  • What Ails the Academy?

    October 21, 2015

    ...The distressing features of this much larger part of the higher-education industry have spawned a critical, even dire, literature that merits attention for its own sake—and because the issues echo in the elite stratum, too. And for those seeking entry to the top-tier institutions, the ever more frenzied admissions lottery has begun to provoke overdue skepticism. Herewith, an overview of some recent books with heft....Lani Guinier looks beyond Bruni’s personal narratives and advice to the societal consequences of college admissions as the ultimate funneling device. In The Tyranny of the Meritocracy (Beacon, $24.95), the Boskey professor of law advances a broad argument about the definition of merit as social benefit rather than as individual accomplishment, and the role of inclusiveness in strengthening the civic fabric and better addressing human problems.

  • Jasleen Kohli Teaches the Law — and Fights It Too

    May 6, 2015

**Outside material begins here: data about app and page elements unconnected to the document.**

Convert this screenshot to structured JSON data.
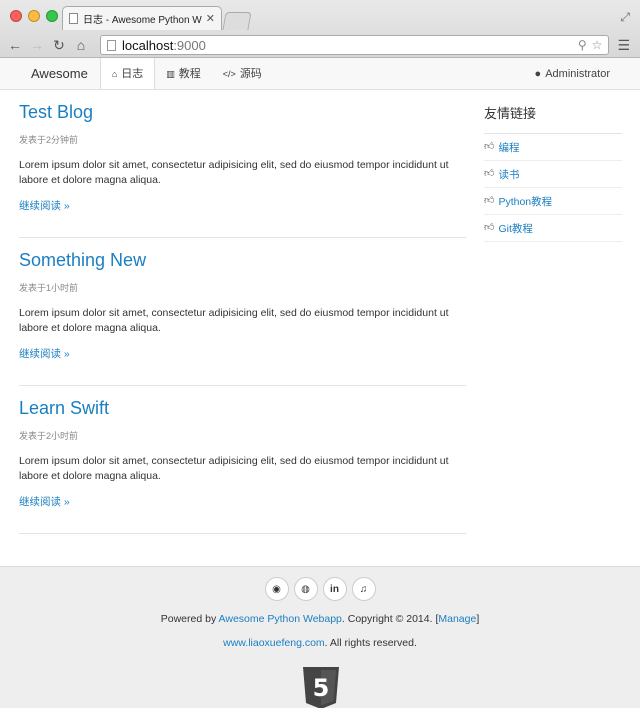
{
  "browser": {
    "tab_title": "日志 - Awesome Python Webapp",
    "url_host": "localhost",
    "url_port": ":9000"
  },
  "navbar": {
    "brand": "Awesome",
    "items": [
      {
        "label": "日志",
        "icon": "home-icon"
      },
      {
        "label": "教程",
        "icon": "book-icon"
      },
      {
        "label": "源码",
        "icon": "code-icon"
      }
    ],
    "user": "Administrator"
  },
  "articles": [
    {
      "title": "Test Blog",
      "meta": "发表于2分钟前",
      "body": "Lorem ipsum dolor sit amet, consectetur adipisicing elit, sed do eiusmod tempor incididunt ut labore et dolore magna aliqua.",
      "more": "继续阅读 »"
    },
    {
      "title": "Something New",
      "meta": "发表于1小时前",
      "body": "Lorem ipsum dolor sit amet, consectetur adipisicing elit, sed do eiusmod tempor incididunt ut labore et dolore magna aliqua.",
      "more": "继续阅读 »"
    },
    {
      "title": "Learn Swift",
      "meta": "发表于2小时前",
      "body": "Lorem ipsum dolor sit amet, consectetur adipisicing elit, sed do eiusmod tempor incididunt ut labore et dolore magna aliqua.",
      "more": "继续阅读 »"
    }
  ],
  "sidebar": {
    "heading": "友情链接",
    "links": [
      "编程",
      "读书",
      "Python教程",
      "Git教程"
    ]
  },
  "footer": {
    "social": [
      "weibo-icon",
      "github-icon",
      "linkedin-icon",
      "twitter-icon"
    ],
    "powered_prefix": "Powered by ",
    "powered_link": "Awesome Python Webapp",
    "powered_mid": ". Copyright © 2014. [",
    "manage": "Manage",
    "powered_suffix": "]",
    "site_link": "www.liaoxuefeng.com",
    "site_suffix": ". All rights reserved.",
    "html5_label": "5"
  },
  "colors": {
    "link": "#1a7fc1",
    "footer_bg": "#eeeeee",
    "navbar_bg": "#f8f8f8"
  }
}
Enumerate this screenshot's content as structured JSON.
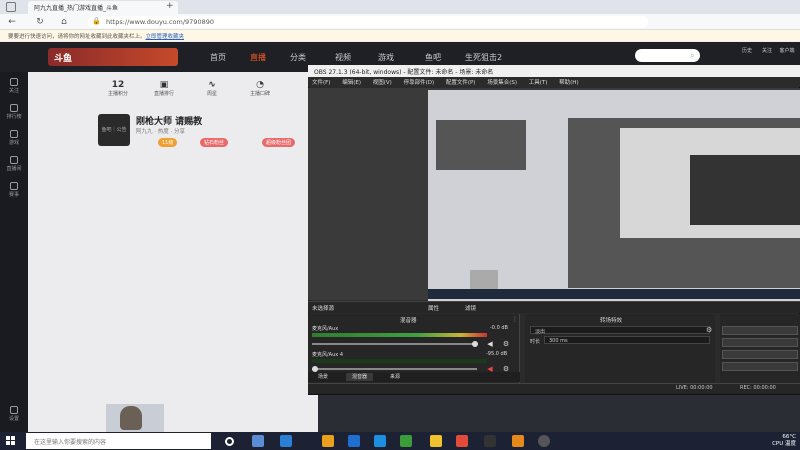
{
  "browser": {
    "tab_title": "阿九九直播_热门游戏直播_斗鱼",
    "url": "https://www.douyu.com/9790890",
    "notice_text": "要要进行快速访问，请将你的网址收藏到此收藏夹栏上。",
    "notice_link": "立即管理收藏夹"
  },
  "douyu": {
    "logo": "斗鱼",
    "nav": [
      "首页",
      "直播",
      "分类",
      "视频",
      "游戏",
      "鱼吧",
      "生死狙击2"
    ],
    "search_placeholder": "",
    "sidebar": [
      "关注",
      "排行榜",
      "游戏",
      "直播间",
      "赛事",
      "设置"
    ],
    "stats": [
      {
        "value": "12",
        "label": "主播积分"
      },
      {
        "value": "",
        "label": "直播排行"
      },
      {
        "value": "",
        "label": "周星"
      },
      {
        "value": "",
        "label": "主播口碑"
      }
    ],
    "room_title": "刚枪大师 请赐教",
    "room_sub": "阿九九  ·  热度  ·  分享",
    "avatar_text": "鱼吧｜公告",
    "tags": [
      "11级",
      "钻石粉丝",
      "超级粉丝团"
    ],
    "right_icons": [
      "历史",
      "关注",
      "客户端"
    ]
  },
  "obs": {
    "title": "OBS 27.1.3 (64-bit, windows) - 配置文件: 未命名 - 场景: 未命名",
    "menu": [
      "文件(F)",
      "编辑(E)",
      "视图(V)",
      "停靠部件(D)",
      "配置文件(P)",
      "场景集合(S)",
      "工具(T)",
      "帮助(H)"
    ],
    "no_source": "未选择源",
    "props_label": "属性",
    "filters_label": "滤镜",
    "mixer_title": "混音器",
    "transition_title": "转场特效",
    "channels": [
      {
        "name": "麦克风/Aux",
        "db": "-0.0 dB"
      },
      {
        "name": "麦克风/Aux 4",
        "db": "-95.0 dB"
      }
    ],
    "transition_type": "淡出",
    "duration_label": "时长",
    "duration_value": "300 ms",
    "tabs": [
      "场景",
      "混音器",
      "来源"
    ],
    "live": "LIVE: 00:00:00",
    "rec": "REC: 00:00:00",
    "cpu": "CPU: 2.0%"
  },
  "taskbar": {
    "search_placeholder": "在这里输入你要搜索的内容",
    "weather": "66°C",
    "cpu_label": "CPU 温度"
  },
  "colors": {
    "accent": "#ff5d23",
    "obs_bg": "#2b2b2b",
    "taskbar": "#1c2233"
  }
}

    Jasleen Kohli estimates that she’s attended more than 100 protests, but until 2013 she couldn’t get arrested in this town. As a lawyer, she often was called on to witness demonstrations and spring her fellow activists from jail...These days, as director of UCLA law school’s Critical Race Studies program, Kohli trains students to scrutinize the role of race in the justice system...Mentored by Lani Guinier, Bill Clinton’s short-lived nominee for assistant attorney general for civil rights, Kohli gravitated toward economic justice issues. “Think about jobs, housing, education — a lot of it comes down to different access to resources. The way those resources are allocated comes from a history of racism and institutional privilege.”